Yesterday the team made its way from Athens to Delphi by way of a series of short encounters with their new acquaintance Olorides, who turns out to be Cimon's great-nephew and thus himself a member of the Philaidai. Each night of the arduous journey, they could get one "hit" in on Olorides before Aristides, the henchman sent by Pericles to shepherd the mission, came to tell them to shut up so that no brigands (or other unfriendlies) could hear them. Olorides turned out to have a great many thoughts about what Herodotus is trying to tell the Athenians, though he was careful to make clear that these thoughts shouldn't be taken as somehow definitive.

Olorides does seem, though, to have a firm grasp on the cultural scene of Athens, and how Herodotus' innovative ideas about the role of law in human life and in the ordering of the cosmos relate to it. When the team's Athenians reached Delphi at last, and stood with Olorides by the Castalian Spring, with a clear view of the amazing wealth of the Sacred Way rising toward the enormous Temple of Apollo built by the Alcmaeonidae, becoming thus the proximate cause of Athenian democracy and Pericles' rule over it, they had a last chance to detain him and pick his brain about the meaning of Herodotus.

Aristides would take them to the temple and tell them what to do. He, Olorides, was on his way to see some people he knew.

The class-teams furiously deployed their skills, revealing that Olorides, though he disagrees with Herodotus about this, thinks that Herodotus is trying to tell the Athenians to act Greek, rather than Persian.

On the pedagogical side of things, it's becoming clear that this game-method thing is wonderfully flexible as a framework for several different kinds of learning. Judging from my students' reactions, any time I downshift into "ordinary" teaching mode, and either just start telling them things e.g. about Greek history, or tell them about course mechanics liks the upcoming Mission Final Challenge (that is, quiz), it's very much like they're reading a post in, say, a forum about The Lord of the Rings Online or even Halo, telling them how to defeat a particular boss.

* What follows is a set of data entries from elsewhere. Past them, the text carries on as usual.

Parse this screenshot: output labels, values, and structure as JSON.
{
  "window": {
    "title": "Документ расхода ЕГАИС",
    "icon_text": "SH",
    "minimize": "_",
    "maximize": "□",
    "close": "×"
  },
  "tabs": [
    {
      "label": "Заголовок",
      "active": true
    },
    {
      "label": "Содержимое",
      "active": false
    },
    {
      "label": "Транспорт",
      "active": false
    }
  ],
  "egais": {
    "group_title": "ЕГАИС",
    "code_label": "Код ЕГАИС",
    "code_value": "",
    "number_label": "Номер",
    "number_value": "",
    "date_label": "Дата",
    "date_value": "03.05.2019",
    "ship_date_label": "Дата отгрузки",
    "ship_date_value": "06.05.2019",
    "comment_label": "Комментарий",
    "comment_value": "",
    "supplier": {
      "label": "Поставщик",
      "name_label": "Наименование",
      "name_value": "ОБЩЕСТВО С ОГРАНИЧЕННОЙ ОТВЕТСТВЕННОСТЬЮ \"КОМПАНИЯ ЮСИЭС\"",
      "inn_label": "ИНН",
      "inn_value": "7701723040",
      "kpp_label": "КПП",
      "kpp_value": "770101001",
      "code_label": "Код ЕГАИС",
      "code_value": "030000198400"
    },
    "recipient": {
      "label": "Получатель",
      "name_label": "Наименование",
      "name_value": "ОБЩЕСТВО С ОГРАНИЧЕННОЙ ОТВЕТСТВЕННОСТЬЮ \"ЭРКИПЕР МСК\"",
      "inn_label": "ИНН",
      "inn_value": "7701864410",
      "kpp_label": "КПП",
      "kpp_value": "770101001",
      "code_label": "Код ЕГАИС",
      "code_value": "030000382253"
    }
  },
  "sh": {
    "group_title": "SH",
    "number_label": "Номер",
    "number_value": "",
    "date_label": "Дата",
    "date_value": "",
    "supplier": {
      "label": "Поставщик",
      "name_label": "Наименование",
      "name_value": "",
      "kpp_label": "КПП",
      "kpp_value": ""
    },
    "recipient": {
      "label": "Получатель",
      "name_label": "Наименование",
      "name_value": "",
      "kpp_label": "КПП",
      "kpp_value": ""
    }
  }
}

I'm not sure it would be an exaggeration to say that the frame of the game-space, engaging in and of itself, makes even "ordinary" teaching more engaging. Indeed, I don't think it's an exaggeration to say that students become positively grateful for that ordinary teaching that will help them get further in the game-story, in the same way I feel positively grateful, after dying multiple times, to learn the best approach to defeating a Nazgul.